Boaz replied, 'I have been told all about the way you have behaved to your mother-in-law since your husband's death, and how you left your own father and mother and the land where you were born to come to a people of whom you previously knew nothing.

So Boaz took Ruth and she became his wife. And when they came together, Yahweh made her conceive and she bore a son.

And the women said to Naomi, 'Blessed be Yahweh who has not left you today without anyone to redeem you. May his name be praised in Israel!

The child will be a comfort to you and the prop of your old age, for he has been born to the daughter-in-law who loves you and is more to you than seven sons.'

And Naomi, taking the child, held him to her breast; and she it was who looked after him.

And the women of the neighbourhood gave him a name. 'A son', they said, 'has been born to Naomi,' and they called him Obed. This was the father of Jesse, the father of David.


Alleluia, alleluia, alleluia

If you believe, you will see the glory of God,
thus says the Lord.

Alleluia, alleluia, alleluia
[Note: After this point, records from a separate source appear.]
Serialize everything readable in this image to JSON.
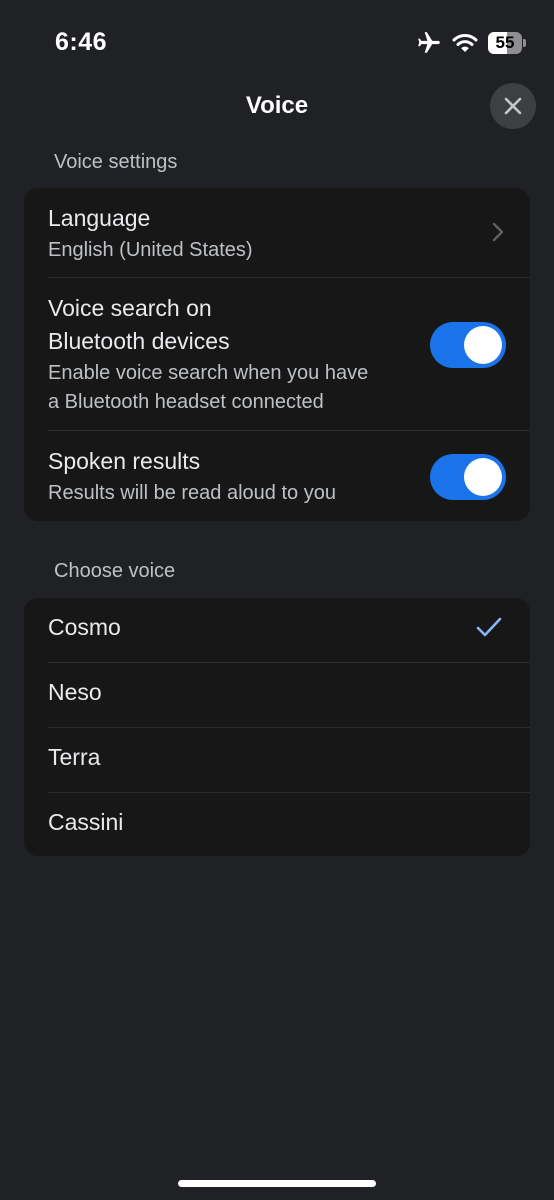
{
  "status_bar": {
    "time": "6:46",
    "battery_level": "55",
    "icons": [
      "airplane-mode-icon",
      "wifi-icon",
      "battery-icon"
    ]
  },
  "header": {
    "title": "Voice",
    "close_icon": "close-icon"
  },
  "voice_settings": {
    "section_label": "Voice settings",
    "language": {
      "title": "Language",
      "value": "English (United States)"
    },
    "bluetooth": {
      "title_line1": "Voice search on",
      "title_line2": "Bluetooth devices",
      "desc_line1": "Enable voice search when you have",
      "desc_line2": "a Bluetooth headset connected",
      "enabled": true
    },
    "spoken_results": {
      "title": "Spoken results",
      "desc": "Results will be read aloud to you",
      "enabled": true
    }
  },
  "choose_voice": {
    "section_label": "Choose voice",
    "voices": [
      "Cosmo",
      "Neso",
      "Terra",
      "Cassini"
    ],
    "selected": "Cosmo"
  },
  "colors": {
    "background": "#202124",
    "card": "#171717",
    "accent": "#1a73e8",
    "check": "#8ab4f8"
  }
}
The chapter begins and ends with a conversation at home between Ruth and Noemi. In between there is a conversation of Ruth and Boaz. In this plot of friendship between Noemi and Ruth the Lord fulfils his salvation plan. We may say that the field of personal relationships, friendship and solidarity is a privileged one for God’s action. Ruth, in spite of being a woman and a foreign one at that, behaved in Boaz’s property as a tireless worker, with an absolutely extraordinary audacity. Not by chance was she like that; she was determined as a result of friendship. The link with Noemi was so strong that she took the initiative. Boaz was a rich and prestigious man, and noticed that foreign woman who behaved in such extraordinary way working on his properties. And even though a man usually goes out and searches for a woman, or at least wants to find a bride, in Ruth it is the opposite. Boaz told her that his servants were going to offer her drinks and that she could drink that water. He is the one who told her what he heard about her, what she did for Noemi. Boaz dealt with her in a different way from the beginning: he asked his servants to respect her and dealt with her as if she were already his wife. After she had been invited to stay, Ruth herself was amazed by Boaz’s interest, but above all by his speech. Boaz said to her: “How you left your father and mother and your native land…”, recalling the words of Abraham’s vocation: “a man leaves his father and his mother...” (Gen 2:24). And afterwards the support of God’s love: “the God of Israel, under whose wings you have come for refuge...” Ruth therefore goes back home to Noemi, who is still first in her affections and concerns. Before Ruth tells her the whole story, Noemi blesses the person who took notice of her, using a religious language that refers to God. Ruth however, corrects her and says it was Boaz. Noemi pretends not to grasp Ruth’s earthly point of view and continues to stress Ruth’s good fortune in the Lord’s perspective. Only afterward does she indicates the place Boaz has in her family and his function as go’el, or ransomer. When Noemi refers to God’s mercy for the living and the dead, she is thinking of Elimelech, her dead husband, and Kilion, Ruth’s husband, and together of the two of them, still alive.

Sunday Vigil